Beard, a fantasy illustrator for 39 years, created hand-painted art for books and games, including fantasy card game “Magic: The Gathering.” At Ohio’s festival, he sells large prints and original illustrations of mythical heroes and monsters.
“I produce one-of-a-kind, original, tangible art, so when you’re here at the festival and you’re able to hand paint or hand draw in front of them, it makes a big difference,” Beard said.
Live demonstrations abound at the fair. At the Dragon’s Forge, a blacksmith named Satyr and his apprentice, JT, shaped decorative metal sculptures using a hammer and anvil. At Creations in Glass, flame-blown art was created before guests’ eyes by a master craftsman.
Like many other artisans, Beard’s handmade pieces take time to complete, sometimes over 200 hours for a single painting. Still, he prefers demonstrating traditional methods at the festival because they show real skill.
“It brings you back to a time of craftsmanship, when analog was the only thing you could do, Beard said. “This is the perfect environment for that.”
An immersive experience
Like the crafts, the festival costumes ranged in style from historical to mythical. Hobbits walked barefoot beside point-eared elves, and ragged pirates chatted with ornately-costumed nobles.
Turner said that this year’s street cast is larger than ever, making the entire guest experience even more immersive.
“It is definitely getting much more popular,” Turner said. “[The owners] have brought this place to life. They have put a lot of effort, hard work and love into the shows.”
Connie Pfeiffer, who plays Queen Elizabeth I, presided over bouts of jousting and sword combat.
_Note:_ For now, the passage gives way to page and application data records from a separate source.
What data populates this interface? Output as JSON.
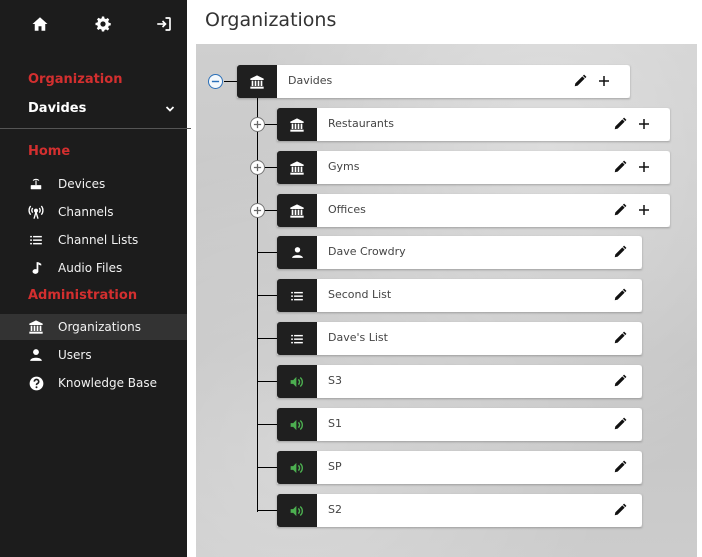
{
  "sidebar": {
    "top_icons": [
      "home-icon",
      "gear-icon",
      "logout-icon"
    ],
    "organization_label": "Organization",
    "organization_value": "Davides",
    "home_label": "Home",
    "home_items": [
      {
        "label": "Devices",
        "icon": "device-icon"
      },
      {
        "label": "Channels",
        "icon": "broadcast-icon"
      },
      {
        "label": "Channel Lists",
        "icon": "list-icon"
      },
      {
        "label": "Audio Files",
        "icon": "music-note-icon"
      }
    ],
    "admin_label": "Administration",
    "admin_items": [
      {
        "label": "Organizations",
        "icon": "bank-icon",
        "active": true
      },
      {
        "label": "Users",
        "icon": "user-icon"
      },
      {
        "label": "Knowledge Base",
        "icon": "help-icon"
      }
    ]
  },
  "header": {
    "title": "Organizations"
  },
  "tree": {
    "root": {
      "label": "Davides",
      "icon": "bank-icon",
      "expanded": true
    },
    "children": [
      {
        "label": "Restaurants",
        "icon": "bank-icon",
        "type": "organization"
      },
      {
        "label": "Gyms",
        "icon": "bank-icon",
        "type": "organization"
      },
      {
        "label": "Offices",
        "icon": "bank-icon",
        "type": "organization"
      },
      {
        "label": "Dave Crowdry",
        "icon": "user-icon",
        "type": "user"
      },
      {
        "label": "Second List",
        "icon": "list-icon",
        "type": "channel-list"
      },
      {
        "label": "Dave's List",
        "icon": "list-icon",
        "type": "channel-list"
      },
      {
        "label": "S3",
        "icon": "speaker-icon",
        "type": "channel"
      },
      {
        "label": "S1",
        "icon": "speaker-icon",
        "type": "channel"
      },
      {
        "label": "SP",
        "icon": "speaker-icon",
        "type": "channel"
      },
      {
        "label": "S2",
        "icon": "speaker-icon",
        "type": "channel"
      }
    ]
  },
  "colors": {
    "sidebar_bg": "#1c1c1c",
    "accent_red": "#d32f2f",
    "speaker_green": "#4caf50",
    "badge_bg": "#1f1f1f"
  }
}
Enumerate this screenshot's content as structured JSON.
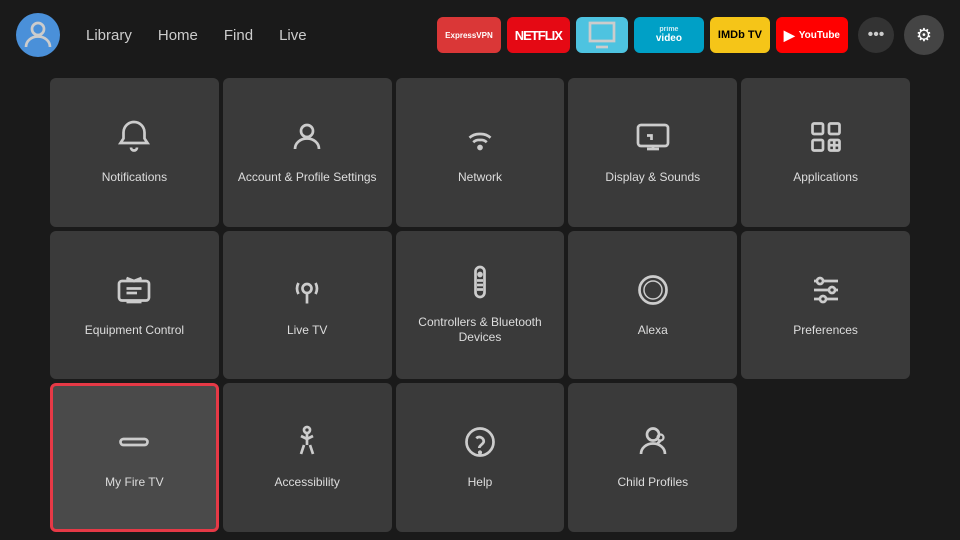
{
  "nav": {
    "links": [
      "Library",
      "Home",
      "Find",
      "Live"
    ],
    "apps": [
      {
        "label": "ExpressVPN",
        "class": "expressvpn"
      },
      {
        "label": "NETFLIX",
        "class": "netflix"
      },
      {
        "label": "↑",
        "class": "amazon"
      },
      {
        "label": "prime video",
        "class": "primevideo"
      },
      {
        "label": "IMDb TV",
        "class": "imdb"
      },
      {
        "label": "▶ YouTube",
        "class": "youtube"
      }
    ],
    "more_label": "•••",
    "settings_label": "⚙"
  },
  "grid": {
    "items": [
      {
        "id": "notifications",
        "label": "Notifications",
        "icon": "bell",
        "selected": false
      },
      {
        "id": "account",
        "label": "Account & Profile Settings",
        "icon": "person",
        "selected": false
      },
      {
        "id": "network",
        "label": "Network",
        "icon": "wifi",
        "selected": false
      },
      {
        "id": "display-sounds",
        "label": "Display & Sounds",
        "icon": "display",
        "selected": false
      },
      {
        "id": "applications",
        "label": "Applications",
        "icon": "apps",
        "selected": false
      },
      {
        "id": "equipment",
        "label": "Equipment Control",
        "icon": "tv",
        "selected": false
      },
      {
        "id": "livetv",
        "label": "Live TV",
        "icon": "antenna",
        "selected": false
      },
      {
        "id": "controllers",
        "label": "Controllers & Bluetooth Devices",
        "icon": "remote",
        "selected": false
      },
      {
        "id": "alexa",
        "label": "Alexa",
        "icon": "alexa",
        "selected": false
      },
      {
        "id": "preferences",
        "label": "Preferences",
        "icon": "sliders",
        "selected": false
      },
      {
        "id": "myfiretv",
        "label": "My Fire TV",
        "icon": "firetv",
        "selected": true
      },
      {
        "id": "accessibility",
        "label": "Accessibility",
        "icon": "accessibility",
        "selected": false
      },
      {
        "id": "help",
        "label": "Help",
        "icon": "help",
        "selected": false
      },
      {
        "id": "childprofiles",
        "label": "Child Profiles",
        "icon": "child",
        "selected": false
      }
    ]
  }
}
She described her start in renaissance acting as accidental, becoming interested at her son’s audition.
Today, her whole family is involved, and she said performing is all about creating a fun and magical experience.
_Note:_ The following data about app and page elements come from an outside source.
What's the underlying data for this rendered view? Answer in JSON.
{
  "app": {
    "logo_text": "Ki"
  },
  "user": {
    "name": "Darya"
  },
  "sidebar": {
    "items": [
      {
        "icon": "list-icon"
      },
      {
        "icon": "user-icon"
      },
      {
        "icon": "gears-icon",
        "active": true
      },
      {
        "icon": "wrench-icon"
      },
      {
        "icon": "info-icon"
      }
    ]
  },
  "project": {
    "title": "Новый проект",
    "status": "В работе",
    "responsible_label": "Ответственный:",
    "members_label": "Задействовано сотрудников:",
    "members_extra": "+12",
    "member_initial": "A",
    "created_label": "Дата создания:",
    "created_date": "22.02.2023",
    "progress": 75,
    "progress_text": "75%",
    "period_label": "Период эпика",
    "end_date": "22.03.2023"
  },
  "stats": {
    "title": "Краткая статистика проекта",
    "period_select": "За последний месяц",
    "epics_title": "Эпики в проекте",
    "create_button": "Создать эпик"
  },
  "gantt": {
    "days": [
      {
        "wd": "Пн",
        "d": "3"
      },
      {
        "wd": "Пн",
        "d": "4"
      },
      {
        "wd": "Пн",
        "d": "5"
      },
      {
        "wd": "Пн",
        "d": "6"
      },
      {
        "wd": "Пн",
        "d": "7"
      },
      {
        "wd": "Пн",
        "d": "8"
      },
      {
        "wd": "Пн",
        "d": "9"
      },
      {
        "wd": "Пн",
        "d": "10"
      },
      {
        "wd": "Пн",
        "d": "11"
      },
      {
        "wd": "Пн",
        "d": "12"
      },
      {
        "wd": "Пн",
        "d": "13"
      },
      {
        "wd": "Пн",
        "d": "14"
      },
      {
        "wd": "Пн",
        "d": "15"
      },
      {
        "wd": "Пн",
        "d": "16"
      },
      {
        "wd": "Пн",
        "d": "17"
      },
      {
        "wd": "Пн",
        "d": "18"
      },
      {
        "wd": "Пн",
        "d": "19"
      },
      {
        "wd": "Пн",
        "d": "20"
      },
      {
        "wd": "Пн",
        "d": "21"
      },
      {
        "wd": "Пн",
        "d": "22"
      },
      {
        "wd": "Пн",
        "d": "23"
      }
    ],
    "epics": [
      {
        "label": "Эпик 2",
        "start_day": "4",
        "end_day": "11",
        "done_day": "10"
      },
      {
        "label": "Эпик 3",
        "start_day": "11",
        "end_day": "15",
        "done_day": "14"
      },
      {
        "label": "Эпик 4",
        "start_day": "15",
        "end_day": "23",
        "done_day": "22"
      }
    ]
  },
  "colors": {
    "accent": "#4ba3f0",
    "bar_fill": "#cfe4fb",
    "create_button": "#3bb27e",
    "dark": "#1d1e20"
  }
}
“It’s for the magic that you see in people’s eyes,” Pfeiffer said. “They come and they feel like they’re home, and we are a part of that, and that we love to do. We love bringing joy to people.”
Actor Matthew Smith, who plays Lord Thomas Howard and who has frequented renaissance festivals for 22 years, describes the experience as unlike any other.
“People are used to going to other things where they are just watching, they’re not used to being involved,” Smith said. “And they come away from here going ‘that was one of the most amazing things in my life.’”
The Ohio Renaissance Fair continues each weekend through Oct. 29 at Renaissance Park in Harveysburg, Ohio. Tickets are $22.50 for adults, $9.50 for children. Tickets can be purchased in advance at www.renfestival.com. Pro-tip: Discounted tickets are available at Kroger and coupons can be found at UDF.